Requirement:
Only lines holding the word "this" are wanted. Copy them from the listing below.
----------
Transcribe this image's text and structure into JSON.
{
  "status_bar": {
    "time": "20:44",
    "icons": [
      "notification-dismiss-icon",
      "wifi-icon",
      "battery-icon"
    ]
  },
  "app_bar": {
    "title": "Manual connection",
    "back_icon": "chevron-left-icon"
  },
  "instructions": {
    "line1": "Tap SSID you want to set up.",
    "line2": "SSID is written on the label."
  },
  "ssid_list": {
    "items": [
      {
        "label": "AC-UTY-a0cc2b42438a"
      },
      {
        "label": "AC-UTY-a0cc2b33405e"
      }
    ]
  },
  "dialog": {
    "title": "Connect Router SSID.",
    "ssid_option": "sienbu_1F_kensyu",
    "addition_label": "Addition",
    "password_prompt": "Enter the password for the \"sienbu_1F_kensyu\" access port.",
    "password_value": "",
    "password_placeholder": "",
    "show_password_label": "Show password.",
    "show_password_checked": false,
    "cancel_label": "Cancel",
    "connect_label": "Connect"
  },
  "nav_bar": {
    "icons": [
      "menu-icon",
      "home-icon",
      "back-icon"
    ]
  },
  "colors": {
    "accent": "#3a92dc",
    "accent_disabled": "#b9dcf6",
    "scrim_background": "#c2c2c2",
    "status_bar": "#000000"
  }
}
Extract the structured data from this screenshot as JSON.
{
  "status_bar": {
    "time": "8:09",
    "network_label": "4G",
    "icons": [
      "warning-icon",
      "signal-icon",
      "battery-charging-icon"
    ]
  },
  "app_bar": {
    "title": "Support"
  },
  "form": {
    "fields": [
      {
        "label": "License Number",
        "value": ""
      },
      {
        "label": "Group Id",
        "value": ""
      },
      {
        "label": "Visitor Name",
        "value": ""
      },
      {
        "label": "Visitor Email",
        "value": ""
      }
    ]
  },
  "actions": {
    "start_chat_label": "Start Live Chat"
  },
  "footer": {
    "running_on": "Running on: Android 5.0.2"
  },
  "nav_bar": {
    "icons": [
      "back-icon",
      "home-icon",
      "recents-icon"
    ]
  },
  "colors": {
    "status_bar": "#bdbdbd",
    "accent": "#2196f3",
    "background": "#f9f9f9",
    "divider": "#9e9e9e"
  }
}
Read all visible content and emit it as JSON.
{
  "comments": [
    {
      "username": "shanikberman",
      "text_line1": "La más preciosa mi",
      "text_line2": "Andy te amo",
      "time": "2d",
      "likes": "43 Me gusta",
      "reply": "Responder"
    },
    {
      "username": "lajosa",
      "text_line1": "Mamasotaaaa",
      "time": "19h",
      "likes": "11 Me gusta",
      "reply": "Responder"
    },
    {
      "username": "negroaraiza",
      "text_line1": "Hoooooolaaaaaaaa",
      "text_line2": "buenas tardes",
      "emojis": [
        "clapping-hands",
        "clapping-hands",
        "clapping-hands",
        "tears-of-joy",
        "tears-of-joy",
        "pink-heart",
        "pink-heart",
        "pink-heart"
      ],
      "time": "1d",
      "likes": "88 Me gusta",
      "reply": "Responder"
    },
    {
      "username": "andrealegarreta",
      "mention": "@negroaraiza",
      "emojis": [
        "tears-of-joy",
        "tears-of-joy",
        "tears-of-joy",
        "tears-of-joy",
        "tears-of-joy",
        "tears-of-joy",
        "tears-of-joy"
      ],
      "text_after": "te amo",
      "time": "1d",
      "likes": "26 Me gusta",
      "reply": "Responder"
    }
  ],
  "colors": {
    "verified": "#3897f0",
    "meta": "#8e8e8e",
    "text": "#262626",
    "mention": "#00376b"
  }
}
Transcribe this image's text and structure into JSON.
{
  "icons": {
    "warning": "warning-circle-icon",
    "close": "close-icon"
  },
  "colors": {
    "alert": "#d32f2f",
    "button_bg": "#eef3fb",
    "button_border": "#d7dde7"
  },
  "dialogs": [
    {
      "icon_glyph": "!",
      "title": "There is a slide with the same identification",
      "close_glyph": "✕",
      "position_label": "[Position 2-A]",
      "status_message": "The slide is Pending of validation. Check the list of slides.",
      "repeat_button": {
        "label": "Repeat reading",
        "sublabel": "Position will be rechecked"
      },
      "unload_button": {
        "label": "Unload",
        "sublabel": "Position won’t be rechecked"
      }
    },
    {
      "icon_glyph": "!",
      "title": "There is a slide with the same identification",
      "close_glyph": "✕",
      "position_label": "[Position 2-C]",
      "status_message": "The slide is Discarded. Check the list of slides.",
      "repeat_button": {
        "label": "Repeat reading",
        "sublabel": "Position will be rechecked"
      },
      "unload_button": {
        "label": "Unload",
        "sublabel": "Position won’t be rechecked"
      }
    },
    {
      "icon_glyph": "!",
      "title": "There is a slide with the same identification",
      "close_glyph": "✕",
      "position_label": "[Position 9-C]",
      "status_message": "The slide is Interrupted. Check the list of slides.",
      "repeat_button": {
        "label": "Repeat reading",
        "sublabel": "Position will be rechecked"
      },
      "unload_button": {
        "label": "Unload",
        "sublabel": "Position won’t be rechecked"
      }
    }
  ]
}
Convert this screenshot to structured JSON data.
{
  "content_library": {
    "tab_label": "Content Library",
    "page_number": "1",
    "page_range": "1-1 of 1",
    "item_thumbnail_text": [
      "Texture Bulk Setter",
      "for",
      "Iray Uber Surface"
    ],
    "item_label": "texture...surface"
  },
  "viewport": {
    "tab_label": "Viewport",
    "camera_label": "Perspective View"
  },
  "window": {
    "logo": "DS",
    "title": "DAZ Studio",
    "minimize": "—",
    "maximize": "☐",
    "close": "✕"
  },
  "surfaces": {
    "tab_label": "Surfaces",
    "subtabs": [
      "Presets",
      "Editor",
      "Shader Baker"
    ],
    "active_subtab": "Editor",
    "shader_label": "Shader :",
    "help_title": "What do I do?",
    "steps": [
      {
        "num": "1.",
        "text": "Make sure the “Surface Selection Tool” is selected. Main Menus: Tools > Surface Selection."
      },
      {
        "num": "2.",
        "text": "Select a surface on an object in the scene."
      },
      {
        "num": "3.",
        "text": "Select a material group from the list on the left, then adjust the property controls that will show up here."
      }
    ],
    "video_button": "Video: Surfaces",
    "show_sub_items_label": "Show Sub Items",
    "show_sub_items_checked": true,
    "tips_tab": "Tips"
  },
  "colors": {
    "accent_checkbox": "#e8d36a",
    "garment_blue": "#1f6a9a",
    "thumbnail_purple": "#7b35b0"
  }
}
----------
Answer section:
Transcribe this image's text and structure into JSON.
Extract the structured data from this screenshot as JSON.
Transcribe this image's text and structure into JSON.
Convert this screenshot to structured JSON data.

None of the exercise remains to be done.